Collected data:
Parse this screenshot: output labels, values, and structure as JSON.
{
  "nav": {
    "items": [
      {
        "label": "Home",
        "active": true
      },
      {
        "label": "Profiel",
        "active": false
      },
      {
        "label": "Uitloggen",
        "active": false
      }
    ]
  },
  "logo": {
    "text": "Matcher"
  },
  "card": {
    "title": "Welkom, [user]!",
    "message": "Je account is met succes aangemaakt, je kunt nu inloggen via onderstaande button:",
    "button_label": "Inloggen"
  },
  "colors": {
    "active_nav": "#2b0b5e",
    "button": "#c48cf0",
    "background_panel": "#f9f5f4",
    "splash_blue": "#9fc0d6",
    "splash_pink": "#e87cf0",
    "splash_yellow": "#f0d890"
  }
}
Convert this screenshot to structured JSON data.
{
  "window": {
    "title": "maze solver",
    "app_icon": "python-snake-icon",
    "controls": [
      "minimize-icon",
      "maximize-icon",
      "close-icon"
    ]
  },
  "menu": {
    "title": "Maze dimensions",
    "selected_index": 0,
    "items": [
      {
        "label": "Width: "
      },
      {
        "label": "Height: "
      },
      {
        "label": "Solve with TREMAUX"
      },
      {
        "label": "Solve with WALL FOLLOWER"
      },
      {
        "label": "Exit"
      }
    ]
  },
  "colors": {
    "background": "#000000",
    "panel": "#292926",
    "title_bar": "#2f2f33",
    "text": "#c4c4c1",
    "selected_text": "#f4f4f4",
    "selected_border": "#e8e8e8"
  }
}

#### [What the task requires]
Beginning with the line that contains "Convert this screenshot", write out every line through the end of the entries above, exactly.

#### [Result of this task]
Convert this screenshot to structured JSON data.
{
  "window": {
    "title": "maze solver",
    "app_icon": "python-snake-icon",
    "controls": [
      "minimize-icon",
      "maximize-icon",
      "close-icon"
    ]
  },
  "menu": {
    "title": "Maze dimensions",
    "selected_index": 0,
    "items": [
      {
        "label": "Width: "
      },
      {
        "label": "Height: "
      },
      {
        "label": "Solve with TREMAUX"
      },
      {
        "label": "Solve with WALL FOLLOWER"
      },
      {
        "label": "Exit"
      }
    ]
  },
  "colors": {
    "background": "#000000",
    "panel": "#292926",
    "title_bar": "#2f2f33",
    "text": "#c4c4c1",
    "selected_text": "#f4f4f4",
    "selected_border": "#e8e8e8"
  }
}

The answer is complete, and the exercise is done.